Former Sen. Hartke, Ex-Idaho Rep. Dies
Former Sen. Vance Hartke died July 27 of heart failure at age 84. He was the first Indiana Democrat to serve three terms.
Hartke was first elected to the Senate in 1958 and lost in 1976 to now-Sen. Dick Lugar (R-Ind.).
During the latter part of his 18-year Senate tenure, Hartke was best known for his opposition to the Vietnam War and ran briefly as the anti-war presidential candidate in 1972.
He also helped develop plans for student loan programs, veterans affairs benefits and Amtrak and Conrail. As chairman of the transportation subcommittee, he fought for safer cars. He also crafted the International Executive Service Corps, a group dedicated to assisting small businesses in poor countries transform themselves into larger companies.
Hartke, a native of Stendal, Ind., graduated from the University of Evansville and obtained a law degree from Indiana University.
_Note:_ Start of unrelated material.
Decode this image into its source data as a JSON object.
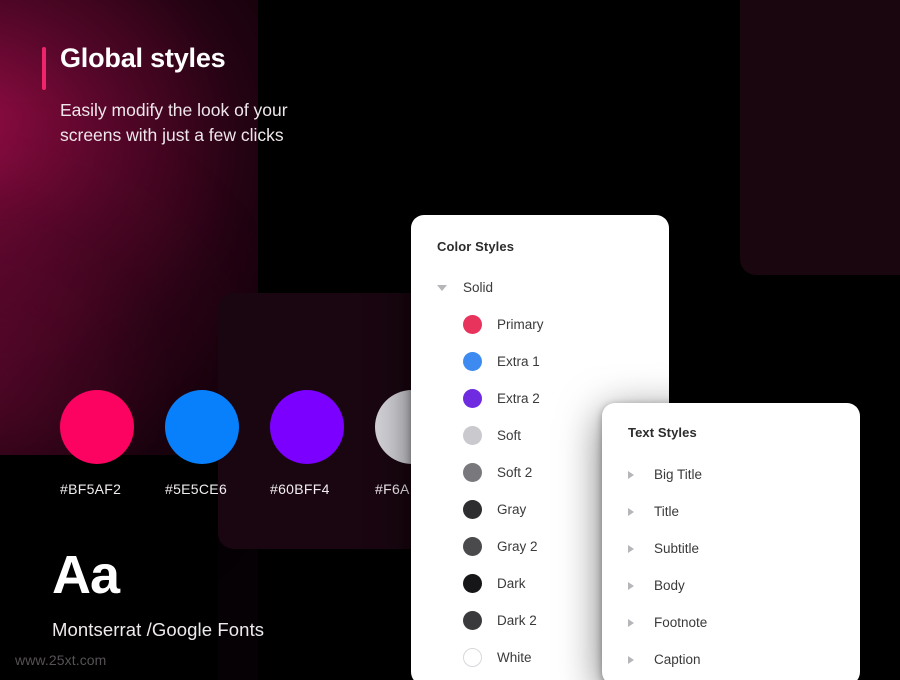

He also was a member of the U.S. Coast Guard and a Naval officer.
After his defeat in the 1976 Senate election, he practiced law in his private firm in the Washington area.
Hartke is survived by Martha, his wife of 60 years, as well as four sons, three daughters and 16 grandchildren.
He will be buried in Arlington National Cemetery.
Ex-Idaho Rep. Hamer Budge Dies at 92
Former Rep. Hamer Budge (R-Idaho), a former chairman of the Securities and Exchange Commission, died July 22 in Arizona at age 92.
Budge, the son of former Idaho Supreme Court chief justice Alfred Budge, began his own career as a page in the Idaho state House of Representatives at age 14. A Stanford University graduate, he went on to attend the University of Idaho College of Law.
From 1939 to 1942, Budge served in the Idaho state Legislature and later as a lieutenant commander for the U.S. Naval forces during World War II. Upon returning from war, he served one more term in the Idaho state House, where he functioned as Republican Floor Leader, before being elected in 1950 in the U.S. House of Representatives to represent Idaho’s 2nd district. He remained in the House until 1960.
In 1961, Budge was given a district judgeship and in 1964 was named to the Securities and Exchange Commission by then-President Lyndon Johnson. He was later named chairman of the commission by President Richard Nixon and served for two years before resigning in 1971.
He later took a leadership position in Investors Mutual Funds, based in Minneapolis.
— Ashley Johnson